§ What is required
The answer must repeat every record exactly, with no pictures in it.

§ Data section
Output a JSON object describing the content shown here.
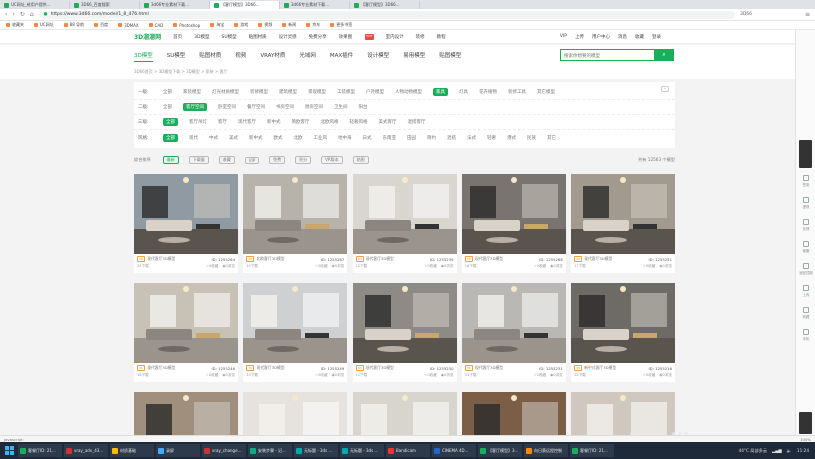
{
  "browser": {
    "tabs": [
      {
        "label": "UC网址_给用户提供..."
      },
      {
        "label": "3D66_百度搜索"
      },
      {
        "label": "3d66专业素材下载..."
      },
      {
        "label": "【客厅模型】3D66..."
      },
      {
        "label": "3d66专业素材下载..."
      },
      {
        "label": "【客厅模型】3D66..."
      }
    ],
    "url": "https://www.3d66.com/model/1_8_476.html",
    "url_right": "3D66",
    "bookmarks": [
      "收藏夹",
      "UC网址",
      "88 导航",
      "百度",
      "3DMAX",
      "CAD",
      "Photoshop",
      "淘宝",
      "游戏",
      "视频",
      "新闻",
      "京东",
      "更多书签"
    ]
  },
  "site": {
    "logo": "3D溜溜网",
    "nav": [
      "首页",
      "3D模型",
      "SU模型",
      "贴图材质",
      "设计灵感",
      "免费分享",
      "效果图",
      "室内设计",
      "装修",
      "教程"
    ],
    "nav_hot": "HOT",
    "user": [
      "VIP",
      "上传",
      "用户中心",
      "消息",
      "收藏",
      "登录"
    ],
    "cat_tabs": [
      "3D模型",
      "SU模型",
      "贴图材质",
      "视频",
      "VRAY材质",
      "光域网",
      "MAX插件",
      "设计模型",
      "易用模型",
      "贴图模型"
    ],
    "search_placeholder": "搜索你想要的模型",
    "breadcrumb": "3D66首页 > 3D模型下载 > 3D模型 > 家装 > 客厅",
    "filters": [
      {
        "label": "一级:",
        "opts": [
          "全部",
          "家装模型",
          "灯光材质模型",
          "装修模型",
          "建筑模型",
          "景观模型",
          "工装模型",
          "户外模型",
          "人物动物模型",
          "家具",
          "灯具",
          "花卉植物",
          "装修工具",
          "其它模型"
        ],
        "on": "家具"
      },
      {
        "label": "二级:",
        "opts": [
          "全部",
          "客厅空间",
          "卧室空间",
          "餐厅空间",
          "书房空间",
          "厨房空间",
          "卫生间",
          "阳台"
        ],
        "on": "客厅空间"
      },
      {
        "label": "三级:",
        "opts": [
          "全部",
          "客厅吊灯",
          "客厅",
          "现代客厅",
          "新中式",
          "简欧客厅",
          "北欧风格",
          "轻奢风格",
          "美式客厅",
          "混搭客厅"
        ],
        "on": "全部"
      },
      {
        "label": "风格:",
        "opts": [
          "全部",
          "现代",
          "中式",
          "美式",
          "新中式",
          "欧式",
          "北欧",
          "工业风",
          "地中海",
          "日式",
          "东南亚",
          "田园",
          "简约",
          "混搭",
          "法式",
          "轻奢",
          "港式",
          "民族",
          "其它"
        ],
        "on": "全部"
      }
    ],
    "sort": {
      "label": "综合排序",
      "opts": [
        "最新",
        "下载量",
        "收藏",
        "VIP",
        "免费",
        "积分",
        "VR版本",
        "贴图"
      ],
      "count": "共有 12563 个模型"
    }
  },
  "cards": [
    {
      "id": "ID: 1255264",
      "title": "现代客厅3D模型",
      "tag": "3D",
      "foot_left": "24下载",
      "likes": "0收藏",
      "views": "0浏览",
      "bg": "#8f9aa2"
    },
    {
      "id": "ID: 1255267",
      "title": "北欧客厅3D模型",
      "tag": "3D",
      "foot_left": "10下载",
      "likes": "0收藏",
      "views": "0浏览",
      "bg": "#b8b3aa"
    },
    {
      "id": "ID: 1255239",
      "title": "现代客厅3D模型",
      "tag": "3D",
      "foot_left": "12下载",
      "likes": "0收藏",
      "views": "0浏览",
      "bg": "#d9d6d0"
    },
    {
      "id": "ID: 1255268",
      "title": "现代客厅3D模型",
      "tag": "3D",
      "foot_left": "16下载",
      "likes": "0收藏",
      "views": "0浏览",
      "bg": "#7a7470"
    },
    {
      "id": "ID: 1255251",
      "title": "现代客厅3D模型",
      "tag": "3D",
      "foot_left": "17下载",
      "likes": "0收藏",
      "views": "0浏览",
      "bg": "#a29a8e"
    },
    {
      "id": "ID: 1255246",
      "title": "现代客厅3D模型",
      "tag": "3D",
      "foot_left": "18下载",
      "likes": "0收藏",
      "views": "0浏览",
      "bg": "#c8c2b6"
    },
    {
      "id": "ID: 1255249",
      "title": "现代客厅3D模型",
      "tag": "3D",
      "foot_left": "10下载",
      "likes": "0收藏",
      "views": "0浏览",
      "bg": "#cfd0d2"
    },
    {
      "id": "ID: 1255230",
      "title": "现代客厅3D模型",
      "tag": "3D",
      "foot_left": "11下载",
      "likes": "0收藏",
      "views": "0浏览",
      "bg": "#8e8a86"
    },
    {
      "id": "ID: 1255231",
      "title": "现代客厅3D模型",
      "tag": "3D",
      "foot_left": "13下载",
      "likes": "0收藏",
      "views": "0浏览",
      "bg": "#b9b8b4"
    },
    {
      "id": "ID: 1255216",
      "title": "新中式客厅3D模型",
      "tag": "3D",
      "foot_left": "12下载",
      "likes": "0收藏",
      "views": "0浏览",
      "bg": "#6e6a66"
    },
    {
      "id": "",
      "title": "",
      "tag": "",
      "foot_left": "",
      "likes": "",
      "views": "",
      "bg": "#9f8f7c"
    },
    {
      "id": "",
      "title": "",
      "tag": "",
      "foot_left": "",
      "likes": "",
      "views": "",
      "bg": "#e6e3df"
    },
    {
      "id": "",
      "title": "",
      "tag": "",
      "foot_left": "",
      "likes": "",
      "views": "",
      "bg": "#d8d4ce"
    },
    {
      "id": "",
      "title": "",
      "tag": "",
      "foot_left": "",
      "likes": "",
      "views": "",
      "bg": "#7b5e45"
    },
    {
      "id": "",
      "title": "",
      "tag": "",
      "foot_left": "",
      "likes": "",
      "views": "",
      "bg": "#d0c7bf"
    }
  ],
  "side_tools": [
    "签到",
    "提现",
    "反馈",
    "客服",
    "返回顶部",
    "上传",
    "收藏",
    "手机"
  ],
  "status_bar": {
    "left": "javascript:",
    "right": "100%"
  },
  "taskbar": {
    "items": [
      {
        "label": "客餐厅ID: 21...",
        "color": "#1aad5a"
      },
      {
        "label": "vray_adv_43...",
        "color": "#c33"
      },
      {
        "label": "材质基础",
        "color": "#fb0"
      },
      {
        "label": "录屏",
        "color": "#4af"
      },
      {
        "label": "vray_change...",
        "color": "#c33"
      },
      {
        "label": "安装步骤 - 记...",
        "color": "#1a8"
      },
      {
        "label": "无标题 - 3ds ...",
        "color": "#0aa"
      },
      {
        "label": "无标题 - 3ds ...",
        "color": "#0aa"
      },
      {
        "label": "Bandicam",
        "color": "#e33"
      },
      {
        "label": "CINEMA 4D...",
        "color": "#26c"
      },
      {
        "label": "【客厅模型】3...",
        "color": "#1aad5a"
      },
      {
        "label": "向日葵远程控制",
        "color": "#f80"
      },
      {
        "label": "客餐厅ID: 21...",
        "color": "#1aad5a"
      }
    ],
    "weather": "44°C 局部多云",
    "time": "11:24"
  },
  "watermark": "bilibili",
  "colors": {
    "accent": "#1aad5a",
    "tag": "#f0a040"
  }
}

§ Answer to this problem
Output a JSON object describing the content shown here.
{
  "browser": {
    "tabs": [
      {
        "label": "UC网址_给用户提供..."
      },
      {
        "label": "3D66_百度搜索"
      },
      {
        "label": "3d66专业素材下载..."
      },
      {
        "label": "【客厅模型】3D66..."
      },
      {
        "label": "3d66专业素材下载..."
      },
      {
        "label": "【客厅模型】3D66..."
      }
    ],
    "url": "https://www.3d66.com/model/1_8_476.html",
    "url_right": "3D66",
    "bookmarks": [
      "收藏夹",
      "UC网址",
      "88 导航",
      "百度",
      "3DMAX",
      "CAD",
      "Photoshop",
      "淘宝",
      "游戏",
      "视频",
      "新闻",
      "京东",
      "更多书签"
    ]
  },
  "site": {
    "logo": "3D溜溜网",
    "nav": [
      "首页",
      "3D模型",
      "SU模型",
      "贴图材质",
      "设计灵感",
      "免费分享",
      "效果图",
      "室内设计",
      "装修",
      "教程"
    ],
    "nav_hot": "HOT",
    "user": [
      "VIP",
      "上传",
      "用户中心",
      "消息",
      "收藏",
      "登录"
    ],
    "cat_tabs": [
      "3D模型",
      "SU模型",
      "贴图材质",
      "视频",
      "VRAY材质",
      "光域网",
      "MAX插件",
      "设计模型",
      "易用模型",
      "贴图模型"
    ],
    "search_placeholder": "搜索你想要的模型",
    "breadcrumb": "3D66首页 > 3D模型下载 > 3D模型 > 家装 > 客厅",
    "filters": [
      {
        "label": "一级:",
        "opts": [
          "全部",
          "家装模型",
          "灯光材质模型",
          "装修模型",
          "建筑模型",
          "景观模型",
          "工装模型",
          "户外模型",
          "人物动物模型",
          "家具",
          "灯具",
          "花卉植物",
          "装修工具",
          "其它模型"
        ],
        "on": "家具"
      },
      {
        "label": "二级:",
        "opts": [
          "全部",
          "客厅空间",
          "卧室空间",
          "餐厅空间",
          "书房空间",
          "厨房空间",
          "卫生间",
          "阳台"
        ],
        "on": "客厅空间"
      },
      {
        "label": "三级:",
        "opts": [
          "全部",
          "客厅吊灯",
          "客厅",
          "现代客厅",
          "新中式",
          "简欧客厅",
          "北欧风格",
          "轻奢风格",
          "美式客厅",
          "混搭客厅"
        ],
        "on": "全部"
      },
      {
        "label": "风格:",
        "opts": [
          "全部",
          "现代",
          "中式",
          "美式",
          "新中式",
          "欧式",
          "北欧",
          "工业风",
          "地中海",
          "日式",
          "东南亚",
          "田园",
          "简约",
          "混搭",
          "法式",
          "轻奢",
          "港式",
          "民族",
          "其它"
        ],
        "on": "全部"
      }
    ],
    "sort": {
      "label": "综合排序",
      "opts": [
        "最新",
        "下载量",
        "收藏",
        "VIP",
        "免费",
        "积分",
        "VR版本",
        "贴图"
      ],
      "count": "共有 12563 个模型"
    }
  },
  "cards": [
    {
      "id": "ID: 1255264",
      "title": "现代客厅3D模型",
      "tag": "3D",
      "foot_left": "24下载",
      "likes": "0收藏",
      "views": "0浏览",
      "bg": "#8f9aa2"
    },
    {
      "id": "ID: 1255267",
      "title": "北欧客厅3D模型",
      "tag": "3D",
      "foot_left": "10下载",
      "likes": "0收藏",
      "views": "0浏览",
      "bg": "#b8b3aa"
    },
    {
      "id": "ID: 1255239",
      "title": "现代客厅3D模型",
      "tag": "3D",
      "foot_left": "12下载",
      "likes": "0收藏",
      "views": "0浏览",
      "bg": "#d9d6d0"
    },
    {
      "id": "ID: 1255268",
      "title": "现代客厅3D模型",
      "tag": "3D",
      "foot_left": "16下载",
      "likes": "0收藏",
      "views": "0浏览",
      "bg": "#7a7470"
    },
    {
      "id": "ID: 1255251",
      "title": "现代客厅3D模型",
      "tag": "3D",
      "foot_left": "17下载",
      "likes": "0收藏",
      "views": "0浏览",
      "bg": "#a29a8e"
    },
    {
      "id": "ID: 1255246",
      "title": "现代客厅3D模型",
      "tag": "3D",
      "foot_left": "18下载",
      "likes": "0收藏",
      "views": "0浏览",
      "bg": "#c8c2b6"
    },
    {
      "id": "ID: 1255249",
      "title": "现代客厅3D模型",
      "tag": "3D",
      "foot_left": "10下载",
      "likes": "0收藏",
      "views": "0浏览",
      "bg": "#cfd0d2"
    },
    {
      "id": "ID: 1255230",
      "title": "现代客厅3D模型",
      "tag": "3D",
      "foot_left": "11下载",
      "likes": "0收藏",
      "views": "0浏览",
      "bg": "#8e8a86"
    },
    {
      "id": "ID: 1255231",
      "title": "现代客厅3D模型",
      "tag": "3D",
      "foot_left": "13下载",
      "likes": "0收藏",
      "views": "0浏览",
      "bg": "#b9b8b4"
    },
    {
      "id": "ID: 1255216",
      "title": "新中式客厅3D模型",
      "tag": "3D",
      "foot_left": "12下载",
      "likes": "0收藏",
      "views": "0浏览",
      "bg": "#6e6a66"
    },
    {
      "id": "",
      "title": "",
      "tag": "",
      "foot_left": "",
      "likes": "",
      "views": "",
      "bg": "#9f8f7c"
    },
    {
      "id": "",
      "title": "",
      "tag": "",
      "foot_left": "",
      "likes": "",
      "views": "",
      "bg": "#e6e3df"
    },
    {
      "id": "",
      "title": "",
      "tag": "",
      "foot_left": "",
      "likes": "",
      "views": "",
      "bg": "#d8d4ce"
    },
    {
      "id": "",
      "title": "",
      "tag": "",
      "foot_left": "",
      "likes": "",
      "views": "",
      "bg": "#7b5e45"
    },
    {
      "id": "",
      "title": "",
      "tag": "",
      "foot_left": "",
      "likes": "",
      "views": "",
      "bg": "#d0c7bf"
    }
  ],
  "side_tools": [
    "签到",
    "提现",
    "反馈",
    "客服",
    "返回顶部",
    "上传",
    "收藏",
    "手机"
  ],
  "status_bar": {
    "left": "javascript:",
    "right": "100%"
  },
  "taskbar": {
    "items": [
      {
        "label": "客餐厅ID: 21...",
        "color": "#1aad5a"
      },
      {
        "label": "vray_adv_43...",
        "color": "#c33"
      },
      {
        "label": "材质基础",
        "color": "#fb0"
      },
      {
        "label": "录屏",
        "color": "#4af"
      },
      {
        "label": "vray_change...",
        "color": "#c33"
      },
      {
        "label": "安装步骤 - 记...",
        "color": "#1a8"
      },
      {
        "label": "无标题 - 3ds ...",
        "color": "#0aa"
      },
      {
        "label": "无标题 - 3ds ...",
        "color": "#0aa"
      },
      {
        "label": "Bandicam",
        "color": "#e33"
      },
      {
        "label": "CINEMA 4D...",
        "color": "#26c"
      },
      {
        "label": "【客厅模型】3...",
        "color": "#1aad5a"
      },
      {
        "label": "向日葵远程控制",
        "color": "#f80"
      },
      {
        "label": "客餐厅ID: 21...",
        "color": "#1aad5a"
      }
    ],
    "weather": "44°C 局部多云",
    "time": "11:24"
  },
  "watermark": "bilibili",
  "colors": {
    "accent": "#1aad5a",
    "tag": "#f0a040"
  }
}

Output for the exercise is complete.